» **Task data**:
______

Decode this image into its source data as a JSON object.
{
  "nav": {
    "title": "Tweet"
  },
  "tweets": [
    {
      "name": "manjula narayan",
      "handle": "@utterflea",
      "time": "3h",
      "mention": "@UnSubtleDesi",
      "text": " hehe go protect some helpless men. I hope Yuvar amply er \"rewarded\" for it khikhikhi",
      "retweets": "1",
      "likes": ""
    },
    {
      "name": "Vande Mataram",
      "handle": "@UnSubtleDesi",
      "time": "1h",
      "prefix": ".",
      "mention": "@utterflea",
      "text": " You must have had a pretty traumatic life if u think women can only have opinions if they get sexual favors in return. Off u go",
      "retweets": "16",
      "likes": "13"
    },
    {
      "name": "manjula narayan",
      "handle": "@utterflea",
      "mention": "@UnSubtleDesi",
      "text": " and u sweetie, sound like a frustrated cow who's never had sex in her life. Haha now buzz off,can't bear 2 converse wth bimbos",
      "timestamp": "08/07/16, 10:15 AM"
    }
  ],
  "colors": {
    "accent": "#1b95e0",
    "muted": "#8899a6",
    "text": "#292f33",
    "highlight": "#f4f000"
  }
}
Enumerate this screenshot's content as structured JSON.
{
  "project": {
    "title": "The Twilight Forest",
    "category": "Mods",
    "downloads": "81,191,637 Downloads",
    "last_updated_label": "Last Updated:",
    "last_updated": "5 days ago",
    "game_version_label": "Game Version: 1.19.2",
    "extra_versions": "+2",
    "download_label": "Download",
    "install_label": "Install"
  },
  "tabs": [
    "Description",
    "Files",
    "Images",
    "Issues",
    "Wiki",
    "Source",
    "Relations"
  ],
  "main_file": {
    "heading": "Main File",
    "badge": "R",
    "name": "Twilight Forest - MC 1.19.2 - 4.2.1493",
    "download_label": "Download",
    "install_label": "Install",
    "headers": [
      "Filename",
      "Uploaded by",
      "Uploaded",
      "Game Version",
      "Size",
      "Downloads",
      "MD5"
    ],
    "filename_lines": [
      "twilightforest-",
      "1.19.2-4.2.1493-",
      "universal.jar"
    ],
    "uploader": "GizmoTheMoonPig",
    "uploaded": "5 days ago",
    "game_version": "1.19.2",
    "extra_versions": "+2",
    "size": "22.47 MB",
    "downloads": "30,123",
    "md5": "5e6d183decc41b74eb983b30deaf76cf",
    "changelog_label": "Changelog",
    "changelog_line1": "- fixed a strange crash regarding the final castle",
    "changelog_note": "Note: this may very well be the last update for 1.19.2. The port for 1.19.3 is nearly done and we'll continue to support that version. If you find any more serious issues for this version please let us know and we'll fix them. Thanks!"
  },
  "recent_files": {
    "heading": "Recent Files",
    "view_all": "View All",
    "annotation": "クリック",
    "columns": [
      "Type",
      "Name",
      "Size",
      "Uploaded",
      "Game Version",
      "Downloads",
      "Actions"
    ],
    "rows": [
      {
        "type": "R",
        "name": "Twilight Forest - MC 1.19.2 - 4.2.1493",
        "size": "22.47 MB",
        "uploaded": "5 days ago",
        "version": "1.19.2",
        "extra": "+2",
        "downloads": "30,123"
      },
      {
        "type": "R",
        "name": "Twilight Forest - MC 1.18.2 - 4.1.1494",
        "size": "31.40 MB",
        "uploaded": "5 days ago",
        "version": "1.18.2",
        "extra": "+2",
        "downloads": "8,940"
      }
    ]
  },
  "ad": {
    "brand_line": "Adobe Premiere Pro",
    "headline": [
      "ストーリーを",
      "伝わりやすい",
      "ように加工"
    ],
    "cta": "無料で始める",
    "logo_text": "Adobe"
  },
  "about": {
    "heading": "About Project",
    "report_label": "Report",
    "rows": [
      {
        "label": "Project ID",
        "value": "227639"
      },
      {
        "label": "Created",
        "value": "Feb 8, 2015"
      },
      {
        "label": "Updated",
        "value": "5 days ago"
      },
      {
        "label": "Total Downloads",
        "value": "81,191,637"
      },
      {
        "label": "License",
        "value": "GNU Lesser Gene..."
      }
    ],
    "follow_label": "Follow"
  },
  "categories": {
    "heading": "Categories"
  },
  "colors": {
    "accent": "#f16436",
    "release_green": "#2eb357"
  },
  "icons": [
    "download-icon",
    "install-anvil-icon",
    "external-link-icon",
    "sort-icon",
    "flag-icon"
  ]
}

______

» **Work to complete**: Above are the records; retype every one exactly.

» **Reply**:
Decode this image into its source data as a JSON object.
{
  "nav": {
    "title": "Tweet"
  },
  "tweets": [
    {
      "name": "manjula narayan",
      "handle": "@utterflea",
      "time": "3h",
      "mention": "@UnSubtleDesi",
      "text": " hehe go protect some helpless men. I hope Yuvar amply er \"rewarded\" for it khikhikhi",
      "retweets": "1",
      "likes": ""
    },
    {
      "name": "Vande Mataram",
      "handle": "@UnSubtleDesi",
      "time": "1h",
      "prefix": ".",
      "mention": "@utterflea",
      "text": " You must have had a pretty traumatic life if u think women can only have opinions if they get sexual favors in return. Off u go",
      "retweets": "16",
      "likes": "13"
    },
    {
      "name": "manjula narayan",
      "handle": "@utterflea",
      "mention": "@UnSubtleDesi",
      "text": " and u sweetie, sound like a frustrated cow who's never had sex in her life. Haha now buzz off,can't bear 2 converse wth bimbos",
      "timestamp": "08/07/16, 10:15 AM"
    }
  ],
  "colors": {
    "accent": "#1b95e0",
    "muted": "#8899a6",
    "text": "#292f33",
    "highlight": "#f4f000"
  }
}
Enumerate this screenshot's content as structured JSON.
{
  "project": {
    "title": "The Twilight Forest",
    "category": "Mods",
    "downloads": "81,191,637 Downloads",
    "last_updated_label": "Last Updated:",
    "last_updated": "5 days ago",
    "game_version_label": "Game Version: 1.19.2",
    "extra_versions": "+2",
    "download_label": "Download",
    "install_label": "Install"
  },
  "tabs": [
    "Description",
    "Files",
    "Images",
    "Issues",
    "Wiki",
    "Source",
    "Relations"
  ],
  "main_file": {
    "heading": "Main File",
    "badge": "R",
    "name": "Twilight Forest - MC 1.19.2 - 4.2.1493",
    "download_label": "Download",
    "install_label": "Install",
    "headers": [
      "Filename",
      "Uploaded by",
      "Uploaded",
      "Game Version",
      "Size",
      "Downloads",
      "MD5"
    ],
    "filename_lines": [
      "twilightforest-",
      "1.19.2-4.2.1493-",
      "universal.jar"
    ],
    "uploader": "GizmoTheMoonPig",
    "uploaded": "5 days ago",
    "game_version": "1.19.2",
    "extra_versions": "+2",
    "size": "22.47 MB",
    "downloads": "30,123",
    "md5": "5e6d183decc41b74eb983b30deaf76cf",
    "changelog_label": "Changelog",
    "changelog_line1": "- fixed a strange crash regarding the final castle",
    "changelog_note": "Note: this may very well be the last update for 1.19.2. The port for 1.19.3 is nearly done and we'll continue to support that version. If you find any more serious issues for this version please let us know and we'll fix them. Thanks!"
  },
  "recent_files": {
    "heading": "Recent Files",
    "view_all": "View All",
    "annotation": "クリック",
    "columns": [
      "Type",
      "Name",
      "Size",
      "Uploaded",
      "Game Version",
      "Downloads",
      "Actions"
    ],
    "rows": [
      {
        "type": "R",
        "name": "Twilight Forest - MC 1.19.2 - 4.2.1493",
        "size": "22.47 MB",
        "uploaded": "5 days ago",
        "version": "1.19.2",
        "extra": "+2",
        "downloads": "30,123"
      },
      {
        "type": "R",
        "name": "Twilight Forest - MC 1.18.2 - 4.1.1494",
        "size": "31.40 MB",
        "uploaded": "5 days ago",
        "version": "1.18.2",
        "extra": "+2",
        "downloads": "8,940"
      }
    ]
  },
  "ad": {
    "brand_line": "Adobe Premiere Pro",
    "headline": [
      "ストーリーを",
      "伝わりやすい",
      "ように加工"
    ],
    "cta": "無料で始める",
    "logo_text": "Adobe"
  },
  "about": {
    "heading": "About Project",
    "report_label": "Report",
    "rows": [
      {
        "label": "Project ID",
        "value": "227639"
      },
      {
        "label": "Created",
        "value": "Feb 8, 2015"
      },
      {
        "label": "Updated",
        "value": "5 days ago"
      },
      {
        "label": "Total Downloads",
        "value": "81,191,637"
      },
      {
        "label": "License",
        "value": "GNU Lesser Gene..."
      }
    ],
    "follow_label": "Follow"
  },
  "categories": {
    "heading": "Categories"
  },
  "colors": {
    "accent": "#f16436",
    "release_green": "#2eb357"
  },
  "icons": [
    "download-icon",
    "install-anvil-icon",
    "external-link-icon",
    "sort-icon",
    "flag-icon"
  ]
}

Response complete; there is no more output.